CONSULTANTS working for the UK Government have earmarked Aberthaw in the Vale of Glamorgan as a potential site for a new nuclear power station, according to an industry source.
The Department of Trade and Industry said there were no plans to build any new nuclear power stations.
"We are conducting an energy review. The review is to see whether there should be a nuclear element to Britain's energy plan, and it would be a bit odd to identify sites for nuclear power stations at this time."
But the industry source told the Western Mail, "There is a document in existence which identifies Aberthaw as a suitable location for a nuclear power station. It's an academic exercise which looks purely at the technical case, without considering the political impact.
"From a technical point of view, Aberthaw would be an ideal site. There is an existing conventional power station there with good communications and infrastructure."
Energy is not a devolved issue and any decision relating to the construction of new nuclear power stations would be taken by the Westminster government.
Nevertheless, Conservative Assembly leader Nick Bourne has failed in a bid to have disclosed to him details of discussions that took place last year between Assembly Economic Development Minister Andrew Davies and UK Energy Minister Malcolm Wicks.
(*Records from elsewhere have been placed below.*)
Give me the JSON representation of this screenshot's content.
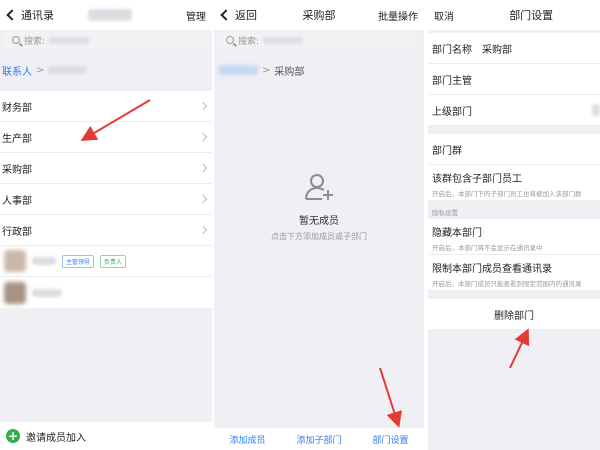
{
  "panel1": {
    "back_label": "通讯录",
    "manage_label": "管理",
    "search_placeholder": "搜索:",
    "breadcrumb_root": "联系人",
    "breadcrumb_sep": ">",
    "departments": [
      {
        "label": "财务部"
      },
      {
        "label": "生产部"
      },
      {
        "label": "采购部"
      },
      {
        "label": "人事部"
      },
      {
        "label": "行政部"
      }
    ],
    "member_tags": [
      "主管领导",
      "负责人"
    ],
    "invite_label": "邀请成员加入",
    "invite_icon": "plus-circle-icon"
  },
  "panel2": {
    "back_label": "返回",
    "title": "采购部",
    "batch_label": "批量操作",
    "search_placeholder": "搜索:",
    "breadcrumb_sep": ">",
    "breadcrumb_current": "采购部",
    "empty_title": "暂无成员",
    "empty_subtitle": "点击下方添加成员或子部门",
    "empty_icon": "add-person-icon",
    "bottom_actions": [
      "添加成员",
      "添加子部门",
      "部门设置"
    ]
  },
  "panel3": {
    "cancel_label": "取消",
    "title": "部门设置",
    "dept_name_label": "部门名称",
    "dept_name_value": "采购部",
    "dept_head_label": "部门主管",
    "parent_dept_label": "上级部门",
    "dept_group_label": "部门群",
    "include_sub_title": "该群包含子部门员工",
    "include_sub_desc": "开启后，本部门下的子部门员工也将被加入该部门群",
    "privacy_section": "隐私设置",
    "hide_dept_title": "隐藏本部门",
    "hide_dept_desc": "开启后，本部门将不会显示在通讯录中",
    "restrict_title": "限制本部门成员查看通讯录",
    "restrict_desc": "开启后，本部门成员只能查看到限定范围内的通讯录",
    "delete_label": "删除部门"
  },
  "colors": {
    "accent_blue": "#2d7ef5",
    "invite_green": "#2bb24c",
    "annotation_red": "#e53935",
    "background_gray": "#efeff4"
  }
}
A request made by Mr Bourne under freedom of information legislation was rejected on the grounds that it would "cause substantial harm to its [the Assembly Government's] relationship with central government".
Mr Bourne said, "It is obvious from the portcullis I have come up against that there have been discussions about nuclear power in Wales. It is a matter of regret that the Government is choosing not to disclose them.
"This silence is clearly going to cause great concern to people in Wales as it is obvious that the Government has something to hide. Labour ministers must come clean and reveal the nature of these discussions.
"We already know of the Welsh Assembly Government's obsession with covering Wales with wind farms instead of looking at other forms of renewable energy. Now it seems they may also have a secret agenda with nuclear power. If this is not the case then they should say so now.
"Andrew Davies has already shown breathtaking inconsistency by on the one hand advocating an anti-nuclear policy in Wales while at the same time seeking permission to extend the life of the Wylfa nuclear power station.
"Any decisions on nuclear power must be taken on a properly informed, open and transparent basis.
"This is too important an issue to be kept secret. There are inevitable public concerns about nuclear power and it is vital the Government reassures people about its plans."
An Assembly Government spokesman said, "We are not aware of any suggestion that a nuclear power station might be built at Aberthaw, and we would not be in favour of any such plan.
"We had our own energy review last autumn, which was criticised for not containing any reference to nuclear at all.
"The situation at Wylfa is different. There is an existing nuclear power station there and we have expressed interest in a possible extension of its lifespan because of the threat to jobs at the plant itself and at Anglesey Aluminium."
In December a UK Government source told the Western Mail that Wylfa had been earmarked for a new nuclear power station. Energy Minister Malcolm Wicks denied that was the case.
The current Aberthaw Power Station uses coal from Tower Colliery, which is expected to close down within three years.